The New Orleans coroner's office has counted 23 dead with gunshot wounds to their heads, he says. What happened to these people is a mystery to authorities, he adds.
[Post-Katrina 'vigilante' violence: rumor or fact? by Patrik Jonsson, The Christian Science Monitor, September 2, 2009.]
The most recently updated report on the Katrina dead from Louisiana was prepared by two CDC staffers and one from the Louisiana Office of Public Health. The report’s low-end estimate showed 986 deaths for the period from August 27-October 31, 2005, in parishes hit by Katrina, seventy-five percent of whom were from Orleans Parish (New Orleans). (The high-end estimate was of 1,440 dead.)
Victim Demographic Characteristics
Cause of Death
Injury and trauma -
[Hurricane Katrina Deaths, Louisiana, 2005 by Joan Brunkard, Gonza Namulanda, and Raoult Ratard, Disease Medicine and Public Health Preparedness, August 28, 2008.]
The report listed only two homicides, four “unintended firearms death[s]” and two “suicide[s].” But New Orleans would have had to go from the nation’s murder capital to its safest city for that to be true. I’m sure the 246 “injury and trauma” deaths are hiding many homicides. Note the suspiciously large category “mechanism unspecified.”
I called the office of Orleans Parish District Attorney Leon Cannizzaro Jr. nine times on Friday, August 31, to inquire about Katrina-related prosecutions, but got a busy signal every time. The office’s Web press page is blank, except for saying, “News and current press regarding the District Attorney will be featured soon on this page.” The page lists no press flack or contact number.
After police shot and killed two black men, and severely wounded four other people on the Danziger Bridge, 11 NOPD officers were charged with murder and engaging in a cover-up.
The cop defendants were variously acquitted or had charges dismissed in state courts. But the U.S. DOJ’s Civil Rights Division, spearheaded by notorious racial witch hunter Thomas Perez, committed unconstitutional double jeopardy in order to prosecute 11 defendants. Seven officers, including a one black, have since been convicted, either via trial or plea bargain, and been sentenced to up to 65 years in prison. (The sentences are reportedly being appealed).
U.S. District Judge Kurt Engelhardt was understandably uncomfortable with the whole proceeding:
“‘Using liars to convict liars is no way to pursue justice,’ Engelhardt said.
“Citing witnesses for perjury ‘at this trial would be like giving out speeding tickets at the Indy 500,’ he added.

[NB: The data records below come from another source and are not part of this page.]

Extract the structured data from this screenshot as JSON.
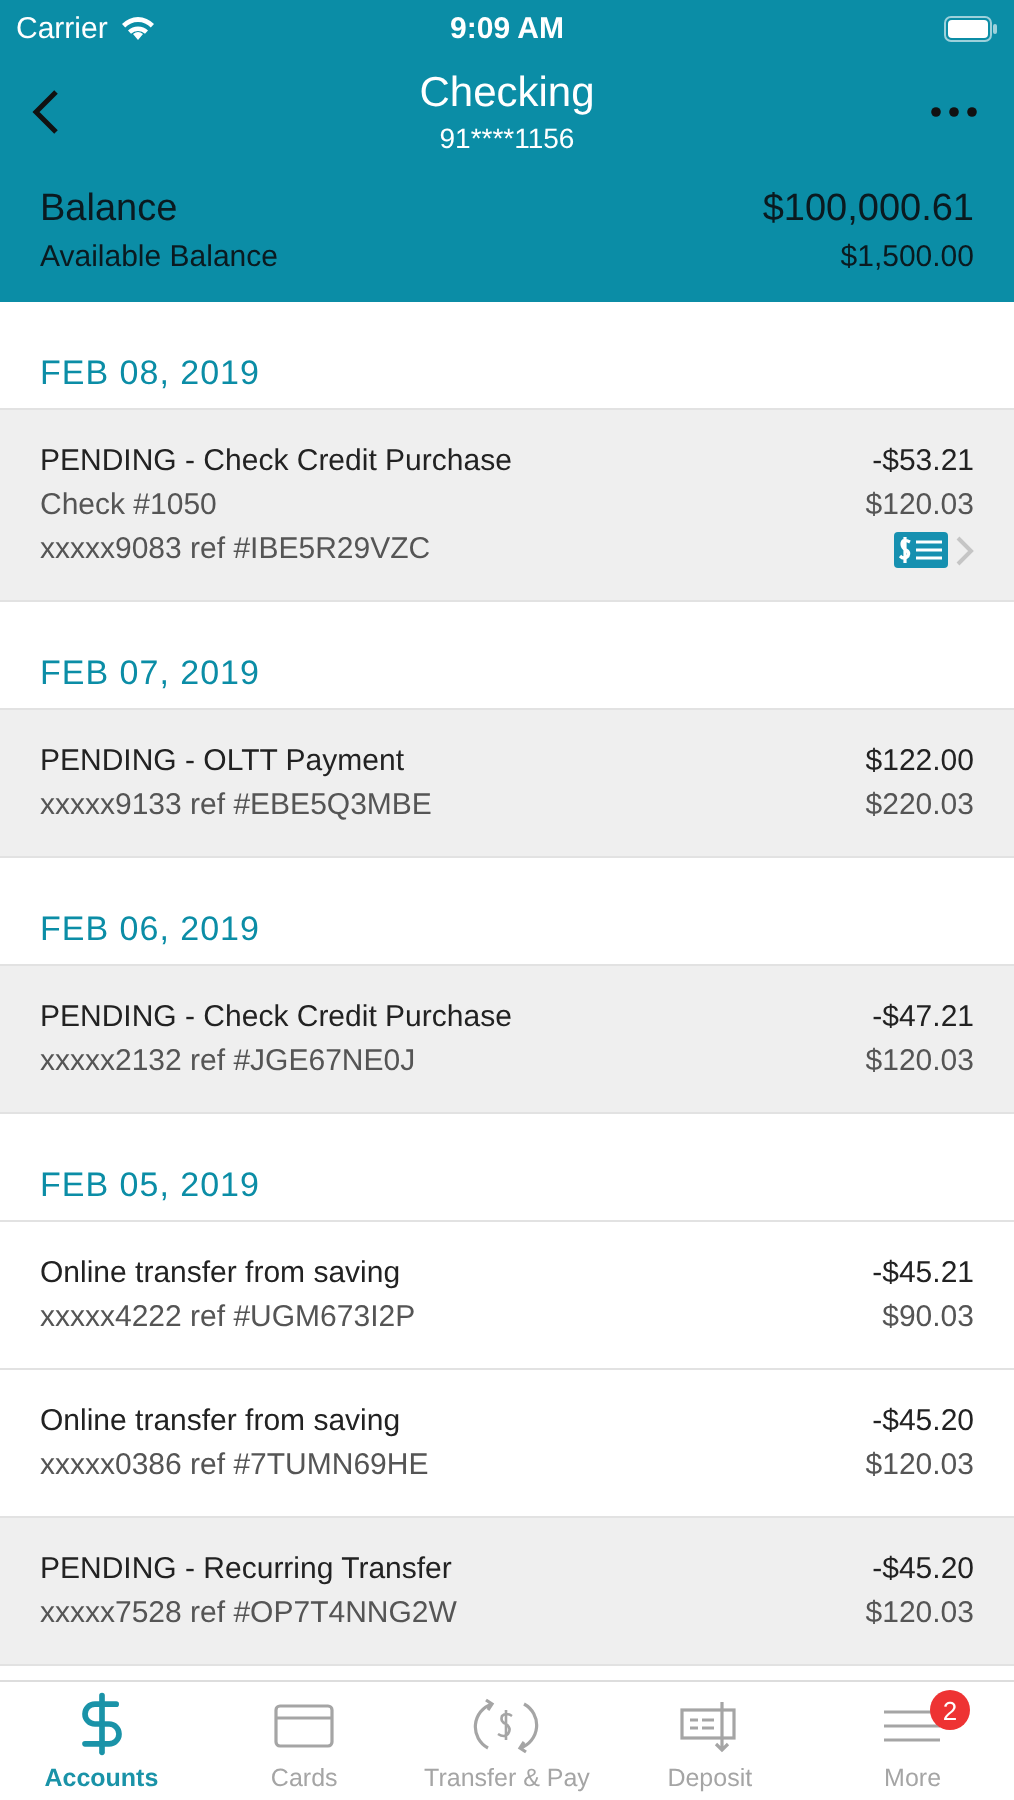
{
  "status_bar": {
    "carrier": "Carrier",
    "time": "9:09 AM"
  },
  "nav": {
    "title": "Checking",
    "subtitle": "91****1156"
  },
  "balance": {
    "label": "Balance",
    "value": "$100,000.61",
    "available_label": "Available Balance",
    "available_value": "$1,500.00"
  },
  "sections": [
    {
      "date": "FEB 08, 2019",
      "transactions": [
        {
          "pending": true,
          "lines": [
            "PENDING - Check Credit Purchase",
            "Check #1050",
            "xxxxx9083 ref #IBE5R29VZC"
          ],
          "amount": "-$53.21",
          "balance": "$120.03",
          "has_check_image": true
        }
      ]
    },
    {
      "date": "FEB 07, 2019",
      "transactions": [
        {
          "pending": true,
          "lines": [
            "PENDING - OLTT Payment",
            "xxxxx9133 ref #EBE5Q3MBE"
          ],
          "amount": "$122.00",
          "balance": "$220.03",
          "has_check_image": false
        }
      ]
    },
    {
      "date": "FEB 06, 2019",
      "transactions": [
        {
          "pending": true,
          "lines": [
            "PENDING - Check Credit Purchase",
            "xxxxx2132 ref #JGE67NE0J"
          ],
          "amount": "-$47.21",
          "balance": "$120.03",
          "has_check_image": false
        }
      ]
    },
    {
      "date": "FEB 05, 2019",
      "transactions": [
        {
          "pending": false,
          "lines": [
            "Online transfer from saving",
            "xxxxx4222 ref #UGM673I2P"
          ],
          "amount": "-$45.21",
          "balance": "$90.03",
          "has_check_image": false
        },
        {
          "pending": false,
          "lines": [
            "Online transfer from saving",
            "xxxxx0386 ref #7TUMN69HE"
          ],
          "amount": "-$45.20",
          "balance": "$120.03",
          "has_check_image": false
        },
        {
          "pending": true,
          "lines": [
            "PENDING - Recurring Transfer",
            "xxxxx7528 ref #OP7T4NNG2W"
          ],
          "amount": "-$45.20",
          "balance": "$120.03",
          "has_check_image": false
        }
      ]
    }
  ],
  "tab_bar": [
    {
      "kind": "accounts",
      "label": "Accounts",
      "selected": true
    },
    {
      "kind": "cards",
      "label": "Cards",
      "selected": false
    },
    {
      "kind": "transfer",
      "label": "Transfer & Pay",
      "selected": false
    },
    {
      "kind": "deposit",
      "label": "Deposit",
      "selected": false
    },
    {
      "kind": "more",
      "label": "More",
      "selected": false,
      "badge": "2"
    }
  ]
}
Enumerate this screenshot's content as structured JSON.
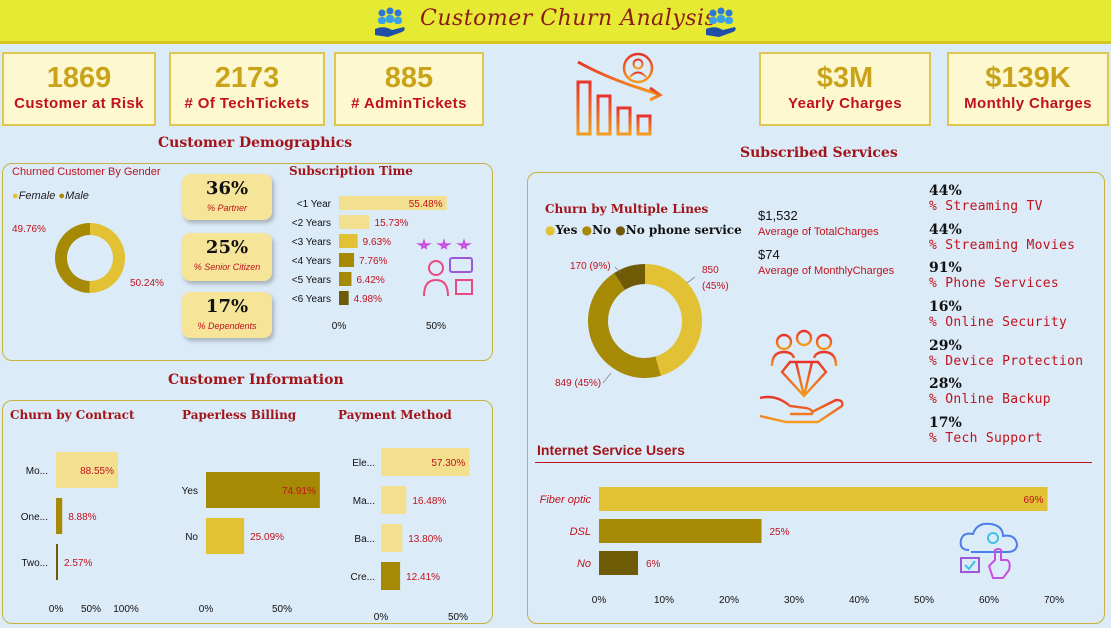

The judge also took exception with some of the charging decisions made by the Department of Justice, as well as the mandatory minimum sentences prescribed by law.
[Judge imposes stiff sentences on 5 NOPD officers convicted in Danziger shootings by Brendan McCarthy, Times-Picayune, April 4, 2012, updated April 5, 2012.]
I agree with Judge Engelhardt. And it is hard to know exactly what happened at the Danziger Bridge, because of that “fog or war.” But I am very sure that Obamacrat Thomas Perez is a U.S. Vyshinsky with his own racial agenda.
Tellingly, the feds have shown no interest in prosecuting the NOPD for multimillion-dollar embezzlement.
If Obama remains in office, look for Katrina political prosecutions for years to come—and for our children to be taught the revisionist Bizarro Universe parallel history of Katrina.
Nicholas Stix [email him] is a New York City-based journalist and researcher, much of whose work focuses on the nexus of race, crime, and education. He spent much of the 1990s teaching college in New York and New Jersey. His work has appeared in Chronicles, The New York Post, Weekly Standard, Daily News, New York Newsday, American Renaissance, Academic Questions, Ideas on Liberty and many other publications. Stix was the project director and principal author of the NPI report, The State of White America-2007. He blogs at Nicholas Stix, Uncensored.